> [What to work on]
Filter the entries for lines with the word "name".

> [Task inputs]
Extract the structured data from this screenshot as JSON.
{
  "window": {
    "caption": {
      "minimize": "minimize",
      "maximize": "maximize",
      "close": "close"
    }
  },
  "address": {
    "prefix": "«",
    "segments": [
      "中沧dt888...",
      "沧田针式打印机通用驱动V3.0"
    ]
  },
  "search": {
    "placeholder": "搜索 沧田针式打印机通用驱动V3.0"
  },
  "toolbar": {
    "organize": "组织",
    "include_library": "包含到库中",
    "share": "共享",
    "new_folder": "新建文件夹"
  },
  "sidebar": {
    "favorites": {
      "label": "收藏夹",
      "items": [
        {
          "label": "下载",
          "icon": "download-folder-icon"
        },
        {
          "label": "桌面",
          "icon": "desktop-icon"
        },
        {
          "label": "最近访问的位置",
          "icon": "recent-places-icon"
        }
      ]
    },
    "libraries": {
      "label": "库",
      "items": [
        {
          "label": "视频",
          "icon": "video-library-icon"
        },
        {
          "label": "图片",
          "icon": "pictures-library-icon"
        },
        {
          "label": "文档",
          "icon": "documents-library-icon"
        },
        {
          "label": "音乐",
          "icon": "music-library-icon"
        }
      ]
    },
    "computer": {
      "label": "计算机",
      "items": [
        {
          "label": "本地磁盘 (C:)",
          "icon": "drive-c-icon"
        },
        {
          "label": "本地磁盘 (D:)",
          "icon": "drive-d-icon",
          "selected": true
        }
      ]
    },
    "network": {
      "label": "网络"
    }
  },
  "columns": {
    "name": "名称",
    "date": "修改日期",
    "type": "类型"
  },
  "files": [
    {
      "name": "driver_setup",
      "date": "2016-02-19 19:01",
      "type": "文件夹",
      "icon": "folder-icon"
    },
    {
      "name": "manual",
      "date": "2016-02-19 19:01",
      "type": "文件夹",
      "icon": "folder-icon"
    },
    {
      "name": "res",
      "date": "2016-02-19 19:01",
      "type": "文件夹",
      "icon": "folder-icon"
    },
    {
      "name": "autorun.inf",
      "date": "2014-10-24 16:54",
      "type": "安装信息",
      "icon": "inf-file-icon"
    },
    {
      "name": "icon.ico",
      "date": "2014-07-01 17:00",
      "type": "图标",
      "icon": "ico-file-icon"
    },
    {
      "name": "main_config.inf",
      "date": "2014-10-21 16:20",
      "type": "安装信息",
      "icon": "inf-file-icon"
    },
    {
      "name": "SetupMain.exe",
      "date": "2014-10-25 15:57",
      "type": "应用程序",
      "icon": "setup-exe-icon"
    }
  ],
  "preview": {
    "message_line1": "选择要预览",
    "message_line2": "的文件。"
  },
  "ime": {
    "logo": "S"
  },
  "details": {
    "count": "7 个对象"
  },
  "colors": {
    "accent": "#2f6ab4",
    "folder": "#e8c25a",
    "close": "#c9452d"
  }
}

> [Task solution]
    "name": "名称",
      "name": "driver_setup",
      "name": "manual",
      "name": "res",
      "name": "autorun.inf",
      "name": "icon.ico",
      "name": "main_config.inf",
      "name": "SetupMain.exe",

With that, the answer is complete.